- **Task requirements**:
Search the data below for "医療介護の経営"; list each line that holds it.

- **Given data**:

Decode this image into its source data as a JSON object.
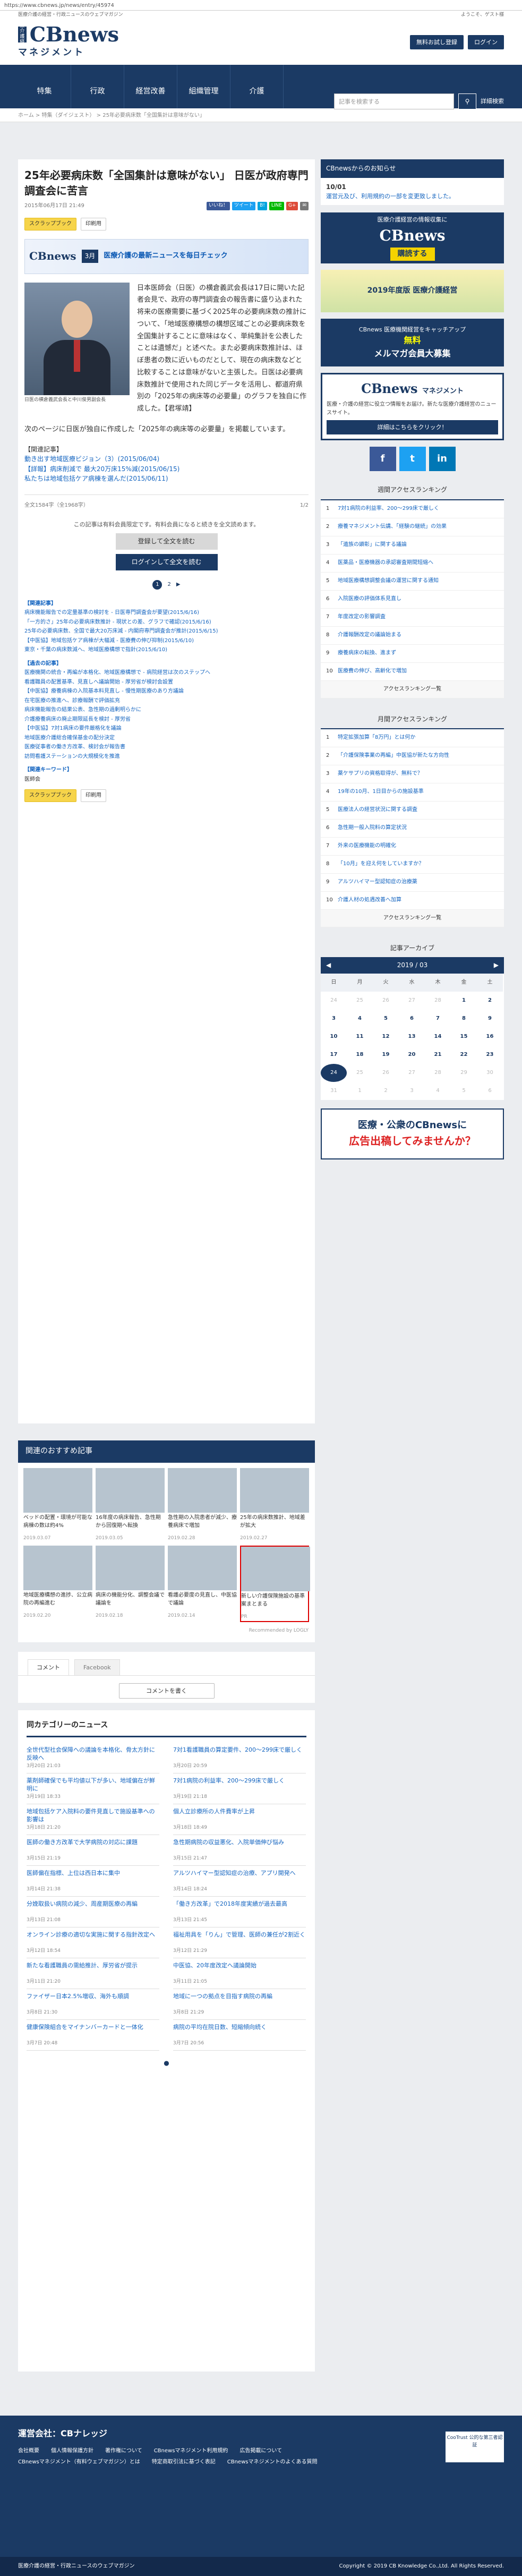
{
  "browser": {
    "url": "https://www.cbnews.jp/news/entry/45974"
  },
  "header": {
    "tagline": "医療介護の経営・行政ニュースのウェブマガジン",
    "greeting": "ようこそ、ゲスト様",
    "logo": {
      "main": "CBnews",
      "sub": "マネジメント",
      "mark": "医療介護経営"
    },
    "trial_button": "無料お試し登録",
    "login_button": "ログイン"
  },
  "nav": {
    "items": [
      "特集",
      "行政",
      "経営改善",
      "組織管理",
      "介護"
    ],
    "search_placeholder": "記事を検索する",
    "advanced_search": "詳細検索"
  },
  "breadcrumb": [
    "ホーム",
    "特集（ダイジェスト）",
    "25年必要病床数「全国集計は意味がない」"
  ],
  "article": {
    "title": "25年必要病床数「全国集計は意味がない」 日医が政府専門調査会に苦言",
    "date": "2015年06月17日 21:49",
    "share": [
      "いいね！",
      "ツイート",
      "B!",
      "LINE",
      "G+",
      "✉"
    ],
    "chips": [
      "スクラップブック",
      "印刷用"
    ],
    "banner": {
      "brand": "CBnews",
      "month": "3月",
      "text": "医療介護の最新ニュースを毎日チェック"
    },
    "photo_caption": "日医の横倉義武会長と中川俊男副会長",
    "paragraphs": [
      "日本医師会（日医）の横倉義武会長は17日に開いた記者会見で、政府の専門調査会の報告書に盛り込まれた将来の医療需要に基づく2025年の必要病床数の推計について、「地域医療構想の構想区域ごとの必要病床数を全国集計することに意味はなく、単純集計を公表したことは遺憾だ」と述べた。また必要病床数推計は、ほぼ患者の数に近いものだとして、現在の病床数などと比較することは意味がないと主張した。日医は必要病床数推計で使用された同じデータを活用し、都道府県別の「2025年の病床等の必要量」のグラフを独自に作成した。【君塚靖】",
      "次のページに日医が独自に作成した「2025年の病床等の必要量」を掲載しています。"
    ],
    "related": {
      "title": "【関連記事】",
      "links": [
        "動き出す地域医療ビジョン（3）(2015/06/04)",
        "【詳報】病床削減で 最大20万床15%減(2015/06/15)",
        "私たちは地域包括ケア病棟を選んだ(2015/06/11)"
      ]
    },
    "pay": {
      "count": "全文1584字（全1968字）",
      "page": "1/2",
      "msg": "この記事は有料会員限定です。有料会員になると続きを全文読めます。",
      "trial": "登録して全文を読む",
      "login": "ログインして全文を読む"
    },
    "pages": [
      "1",
      "2",
      "▶"
    ],
    "link_groups": [
      {
        "head": "【関連記事】",
        "items": [
          "病床機能報告での定量基準の検討を - 日医専門調査会が要望(2015/6/16)",
          "「一方的さ」25年の必要病床数推計 - 現状との差、グラフで確認(2015/6/16)",
          "25年の必要病床数、全国で最大20万床減 - 内閣府専門調査会が推計(2015/6/15)",
          "【中医協】地域包括ケア病棟が大幅減 - 医療費の伸び抑制(2015/6/10)",
          "東京・千葉の病床数減へ、地域医療構想で指針(2015/6/10)"
        ]
      },
      {
        "head": "【過去の記事】",
        "items": [
          "医療機関の統合・再編が本格化、地域医療構想で - 病院経営は次のステップへ",
          "看護職員の配置基準、見直しへ議論開始 - 厚労省が検討会設置",
          "【中医協】療養病棟の入院基本料見直し - 慢性期医療のあり方議論",
          "在宅医療の推進へ、診療報酬で評価拡充",
          "病床機能報告の結果公表、急性期の過剰明らかに",
          "介護療養病床の廃止期限延長を検討 - 厚労省",
          "【中医協】7対1病床の要件厳格化を議論",
          "地域医療介護総合確保基金の配分決定",
          "医療従事者の働き方改革、検討会が報告書",
          "訪問看護ステーションの大規模化を推進"
        ]
      },
      {
        "head": "【関連キーワード】",
        "items": [
          "医師会"
        ]
      }
    ]
  },
  "recommend": {
    "title": "関連のおすすめ記事",
    "cards": [
      {
        "title": "ベッドの配置・環境が可能な病棟の数は約4%",
        "date": "2019.03.07"
      },
      {
        "title": "16年度の病床報告、急性期から回復期へ転換",
        "date": "2019.03.05"
      },
      {
        "title": "急性期の入院患者が減少、療養病床で増加",
        "date": "2019.02.28"
      },
      {
        "title": "25年の病床数推計、地域差が拡大",
        "date": "2019.02.27"
      },
      {
        "title": "地域医療構想の進捗、公立病院の再編進む",
        "date": "2019.02.20"
      },
      {
        "title": "病床の機能分化、調整会議で議論を",
        "date": "2019.02.18"
      },
      {
        "title": "看護必要度の見直し、中医協で議論",
        "date": "2019.02.14"
      },
      {
        "title": "新しい介護保険施設の基準案まとまる",
        "date": "PR"
      }
    ],
    "foot": "Recommended by LOGLY"
  },
  "comments": {
    "tab_comment": "コメント",
    "tab_facebook": "Facebook",
    "more": "コメントを書く"
  },
  "news_section": {
    "title": "同カテゴリーのニュース",
    "left": [
      {
        "title": "全世代型社会保障への議論を本格化、骨太方針に反映へ",
        "date": "3月20日 21:03"
      },
      {
        "title": "薬剤師確保でも平均値以下が多い、地域偏在が鮮明に",
        "date": "3月19日 18:33"
      },
      {
        "title": "地域包括ケア入院料の要件見直しで施設基準への影響は",
        "date": "3月18日 21:20"
      },
      {
        "title": "医師の働き方改革で大学病院の対応に課題",
        "date": "3月15日 21:19"
      },
      {
        "title": "医師偏在指標、上位は西日本に集中",
        "date": "3月14日 21:38"
      },
      {
        "title": "分娩取扱い病院の減少、周産期医療の再編",
        "date": "3月13日 21:08"
      },
      {
        "title": "オンライン診療の適切な実施に関する指針改定へ",
        "date": "3月12日 18:54"
      },
      {
        "title": "新たな看護職員の需給推計、厚労省が提示",
        "date": "3月11日 21:20"
      },
      {
        "title": "ファイザー日本2.5%増収、海外も順調",
        "date": "3月8日 21:30"
      },
      {
        "title": "健康保険組合をマイナンバーカードと一体化",
        "date": "3月7日 20:48"
      }
    ],
    "right": [
      {
        "title": "7対1看護職員の算定要件、200～299床で厳しく",
        "date": "3月20日 20:59"
      },
      {
        "title": "7対1病院の利益率、200～299床で厳しく",
        "date": "3月19日 21:18"
      },
      {
        "title": "個人立診療所の人件費率が上昇",
        "date": "3月18日 18:49"
      },
      {
        "title": "急性期病院の収益悪化、入院単価伸び悩み",
        "date": "3月15日 21:47"
      },
      {
        "title": "アルツハイマー型認知症の治療、アプリ開発へ",
        "date": "3月14日 18:24"
      },
      {
        "title": "「働き方改革」で2018年度実績が過去最高",
        "date": "3月13日 21:45"
      },
      {
        "title": "福祉用具を「りん」で管理、医師の兼任が2割近く",
        "date": "3月12日 21:29"
      },
      {
        "title": "中医協、20年度改定へ議論開始",
        "date": "3月11日 21:05"
      },
      {
        "title": "地域に一つの拠点を目指す病院の再編",
        "date": "3月8日 21:29"
      },
      {
        "title": "病院の平均在院日数、短縮傾向続く",
        "date": "3月7日 20:56"
      }
    ]
  },
  "sidebar": {
    "notice": {
      "title": "CBnewsからのお知らせ",
      "date": "10/01",
      "text": "運営元及び、利用規約の一部を変更致しました。"
    },
    "ad1": {
      "text": "医療介護経営の情報収集に",
      "brand": "CBnews",
      "btn": "購読する"
    },
    "ad2": {
      "text": "2019年度版 医療介護経営"
    },
    "ad3": {
      "t1": "CBnews 医療機関経営をキャッチアップ",
      "t2": "無料",
      "t3": "メルマガ会員大募集"
    },
    "magazine": {
      "title": "CBnews",
      "sub": "マネジメント",
      "desc": "医療・介護の経営に役立つ情報をお届け。新たな医療介護経営のニュースサイト。",
      "btn": "詳細はこちらをクリック！"
    },
    "social": [
      "f",
      "t",
      "in"
    ],
    "weekly": {
      "title": "週間アクセスランキング",
      "items": [
        "7対1病院の利益率、200～299床で厳しく",
        "療養マネジメント伝講、「経験の継続」の効果",
        "「遺族の顕彰」に関する議論",
        "医薬品・医療機器の承認審査期間短縮へ",
        "地域医療構想調整会議の運営に関する通知",
        "入院医療の評価体系見直し",
        "年度改定の影響調査",
        "介護報酬改定の議論始まる",
        "療養病床の転換、進まず",
        "医療費の伸び、高齢化で増加"
      ],
      "more": "アクセスランキング一覧"
    },
    "monthly": {
      "title": "月間アクセスランキング",
      "items": [
        "特定拡張加算「8万円」とは何か",
        "「介護保険事業の再編」中医協が新たな方向性",
        "薬ケサプリの資格取得が、無料で？",
        "19年の10月、1日目からの施設基準",
        "医療法人の経営状況に関する調査",
        "急性期一般入院料の算定状況",
        "外来の医療機能の明確化",
        "「10月」を迎え何をしていますか？",
        "アルツハイマー型認知症の治療薬",
        "介護人材の処遇改善へ加算"
      ],
      "more": "アクセスランキング一覧"
    },
    "archive": {
      "title": "記事アーカイブ",
      "month": "2019 / 03",
      "prev": "◀",
      "next": "▶",
      "weekdays": [
        "日",
        "月",
        "火",
        "水",
        "木",
        "金",
        "土"
      ],
      "weeks": [
        [
          "24",
          "25",
          "26",
          "27",
          "28",
          "1",
          "2"
        ],
        [
          "3",
          "4",
          "5",
          "6",
          "7",
          "8",
          "9"
        ],
        [
          "10",
          "11",
          "12",
          "13",
          "14",
          "15",
          "16"
        ],
        [
          "17",
          "18",
          "19",
          "20",
          "21",
          "22",
          "23"
        ],
        [
          "24",
          "25",
          "26",
          "27",
          "28",
          "29",
          "30"
        ],
        [
          "31",
          "1",
          "2",
          "3",
          "4",
          "5",
          "6"
        ]
      ]
    },
    "ad4": {
      "t1": "医療・公衆のCBnewsに",
      "t2": "広告出稿してみませんか？"
    }
  },
  "footer": {
    "title": "運営会社：CBナレッジ",
    "links": [
      "会社概要",
      "個人情報保護方針",
      "著作権について",
      "CBnewsマネジメント利用規約",
      "広告掲載について",
      "CBnewsマネジメント（有料ウェブマガジン）とは",
      "特定商取引法に基づく表記",
      "CBnewsマネジメントのよくある質問"
    ],
    "seal": "CooTrust 公的な第三者認証",
    "note": "医療介護の経営・行政ニュースのウェブマガジン",
    "copyright": "Copyright © 2019 CB Knowledge Co.,Ltd. All Rights Reserved."
  }
}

- **Finished exercise**:
    "tagline": "医療介護の経営・行政ニュースのウェブマガジン",
    "note": "医療介護の経営・行政ニュースのウェブマガジン",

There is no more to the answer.